This afternoon, the Royals announced a four-year extension with catcher Salvador Pérez. The contract also contains a club option for a fifth season, reports Alec Lewis of the Athletic, who has the full breakdown of terms (via Twitter). Pérez will make $18MM in 2022, $20MM apiece in 2023 and 2024, and $22MM in 2025. The 2026 club option is valued at $13.5MM and comes with a $2MM buyout. In total, the deal guarantees $82MM with the potential to max out at $93.5MM over five years if the option is exercised. Lynn Worthy of the Kansas City Star was first to report the deal’s $20.5MM average annual value (Twitter link). Pérez is a client of Beverley Hills Sports Council.

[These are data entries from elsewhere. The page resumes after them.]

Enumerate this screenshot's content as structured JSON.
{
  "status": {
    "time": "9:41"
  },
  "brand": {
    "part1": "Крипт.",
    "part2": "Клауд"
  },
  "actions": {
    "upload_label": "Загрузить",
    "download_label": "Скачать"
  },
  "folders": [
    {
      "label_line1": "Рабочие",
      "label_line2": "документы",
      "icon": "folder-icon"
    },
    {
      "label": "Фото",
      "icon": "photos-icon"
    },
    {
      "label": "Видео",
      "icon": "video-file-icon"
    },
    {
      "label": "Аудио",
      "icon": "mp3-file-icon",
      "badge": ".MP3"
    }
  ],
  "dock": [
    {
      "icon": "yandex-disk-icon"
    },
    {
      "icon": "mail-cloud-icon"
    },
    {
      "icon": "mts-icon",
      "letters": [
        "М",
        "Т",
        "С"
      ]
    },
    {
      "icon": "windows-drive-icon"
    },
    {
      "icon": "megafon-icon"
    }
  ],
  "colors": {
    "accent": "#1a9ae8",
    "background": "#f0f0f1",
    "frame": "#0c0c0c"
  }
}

Previously set for free agency at the end of the year, Pérez will now remain in Kansas City for the next half-decade. The 30-year-old (31 in May) is a face of the franchise, having spent his entire professional career in the Royals’ organization. A workhorse behind the plate and an instrumental piece of Kansas City’s back-to-back pennant winners and 2015 World Series team, Pérez now looks to have a shot at spending his entire career with the franchise. (He’s also set to surpass ten years of service this season, locking in full no-trade protection as a player with ten years in MLB and the last five with one team- not that a trade ever looked likely).
Were he to play his entire career in Kansas City, Pérez would follow Alex Gordon as career-long Royals. Gordon’s four-year, $72MM deal from January 2016 previously stood as the largest investment in franchise history. Pérez’s extension now takes the title.
The backstop’s standing with the organization no doubt played a role in this extension, but Pérez isn’t being paid off mere nostalgia. He’s coming off the best offensive season of his career on a rate basis, having slashed .333/.353/.633 with eleven home runs over 156 plate appearances last year. Pérez won’t sustain a .345 batting average on balls in play or a .300 isolated power (slugging minus batting average), but he needn’t hit at that level to remain productive. Despite taking on a heavy workload behind the plate, Pérez hit .251/.285/.466 between 2017-18. He has some rather notable on-base deficiencies as a result of minuscule walk rates, but Pérez offers plenty of pop and has outhit most at the position.
Tommy John surgery sidelined Pérez for the entire 2019 season, but he didn’t show any ill effects last year. An eye condition led to a three-week IL stint but was never expected to be a long-term concern. Indeed, Pérez’s quality production at the plate offers reason for Royals’ brass to believe he has put those issues behind him.
Defensively, Pérez has long rated as a below-average pitch framer (although he was around average in last year’s small sample). He has helped offset some of his receiving issues with a plus arm, though, and the Kansas City brass obviously believes strongly in his leadership and softer skills behind the plate, having now reached agreements on three separate extensions with the backstop over the course of his career.
With this deal set to begin in 2022, the Royals’ payroll outlook for this season is unchanged. Pérez will make $14.2MM in 2021 under the terms of his previous extension. Kansas City’s long-term books are fairly clear. Before the Pérez extension, the Royals had just $29.75MM in guaranteed commitments next season (including buyouts of 2023 options). Two years from now, only the recently-extended Hunter Dozier joins him on the books.
Pérez had been the top catcher option scheduled to hit free agency next winter. Excluding players with club options that seem likely to be exercised, Travis d’Arnuad and Yadier Molina are now set to headline the class behind the dish.